◆ ABOUT THIS TASK ◆
Using the records that follow, tally the lines containing the word "배경색은" and state only the count.
(Beginning of SOURCE RECORDS)
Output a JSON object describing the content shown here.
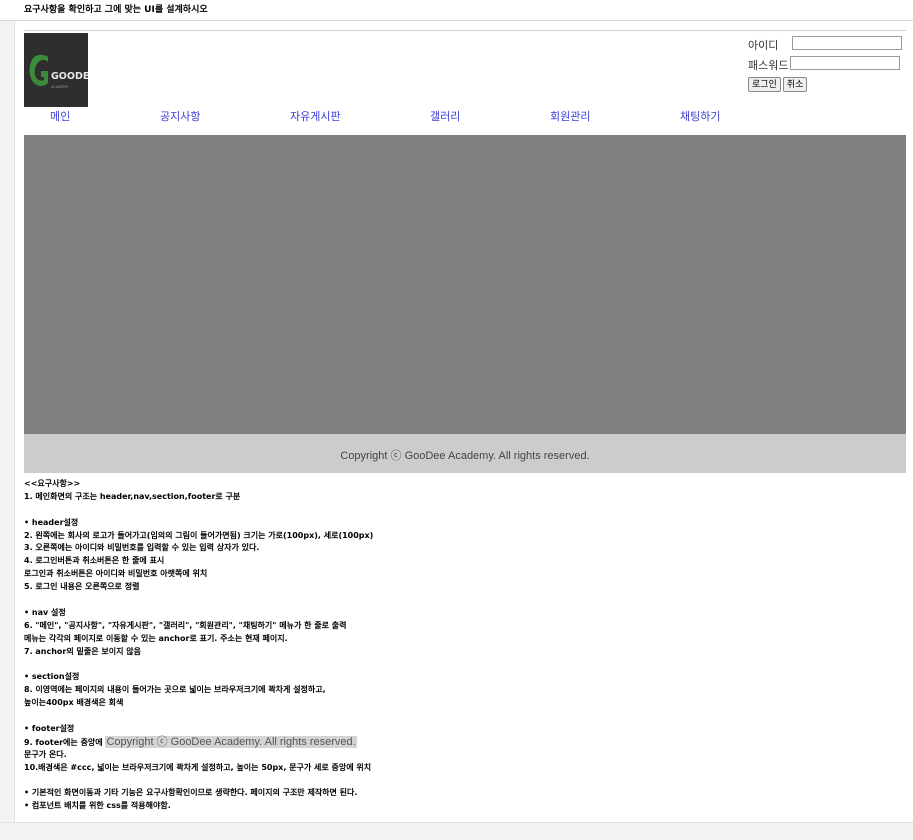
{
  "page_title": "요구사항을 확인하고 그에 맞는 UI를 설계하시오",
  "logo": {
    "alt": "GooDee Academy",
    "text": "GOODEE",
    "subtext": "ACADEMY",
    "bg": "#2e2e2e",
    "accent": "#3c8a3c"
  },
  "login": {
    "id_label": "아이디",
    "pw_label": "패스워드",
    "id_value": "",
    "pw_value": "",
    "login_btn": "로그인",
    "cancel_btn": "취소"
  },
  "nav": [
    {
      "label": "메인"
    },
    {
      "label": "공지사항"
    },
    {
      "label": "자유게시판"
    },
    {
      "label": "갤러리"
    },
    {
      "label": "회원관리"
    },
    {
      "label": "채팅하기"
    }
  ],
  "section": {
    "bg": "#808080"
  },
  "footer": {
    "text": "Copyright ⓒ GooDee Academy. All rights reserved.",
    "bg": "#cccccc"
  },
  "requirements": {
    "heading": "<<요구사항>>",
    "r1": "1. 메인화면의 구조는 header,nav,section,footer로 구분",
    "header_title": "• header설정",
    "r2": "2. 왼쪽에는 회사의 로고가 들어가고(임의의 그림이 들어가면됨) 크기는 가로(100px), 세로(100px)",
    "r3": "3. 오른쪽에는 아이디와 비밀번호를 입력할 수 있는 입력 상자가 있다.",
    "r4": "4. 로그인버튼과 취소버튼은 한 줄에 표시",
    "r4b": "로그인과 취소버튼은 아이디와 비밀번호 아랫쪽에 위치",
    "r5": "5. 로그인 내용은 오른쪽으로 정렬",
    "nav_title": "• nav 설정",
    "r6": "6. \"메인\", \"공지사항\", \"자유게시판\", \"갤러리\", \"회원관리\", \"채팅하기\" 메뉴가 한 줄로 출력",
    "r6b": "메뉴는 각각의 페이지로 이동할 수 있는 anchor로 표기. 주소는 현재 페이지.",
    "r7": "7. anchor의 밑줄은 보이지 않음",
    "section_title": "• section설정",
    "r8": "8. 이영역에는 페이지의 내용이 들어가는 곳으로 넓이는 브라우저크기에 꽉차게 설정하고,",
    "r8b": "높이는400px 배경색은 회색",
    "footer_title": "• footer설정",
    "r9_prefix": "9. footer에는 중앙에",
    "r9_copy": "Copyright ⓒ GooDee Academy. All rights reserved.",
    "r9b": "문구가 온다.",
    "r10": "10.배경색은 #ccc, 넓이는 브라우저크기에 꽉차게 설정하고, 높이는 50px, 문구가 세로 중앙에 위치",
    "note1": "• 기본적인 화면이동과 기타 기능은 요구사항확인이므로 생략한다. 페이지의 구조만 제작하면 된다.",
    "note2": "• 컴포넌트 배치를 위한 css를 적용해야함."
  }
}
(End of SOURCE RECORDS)
◆ ANSWER BOX ◆
2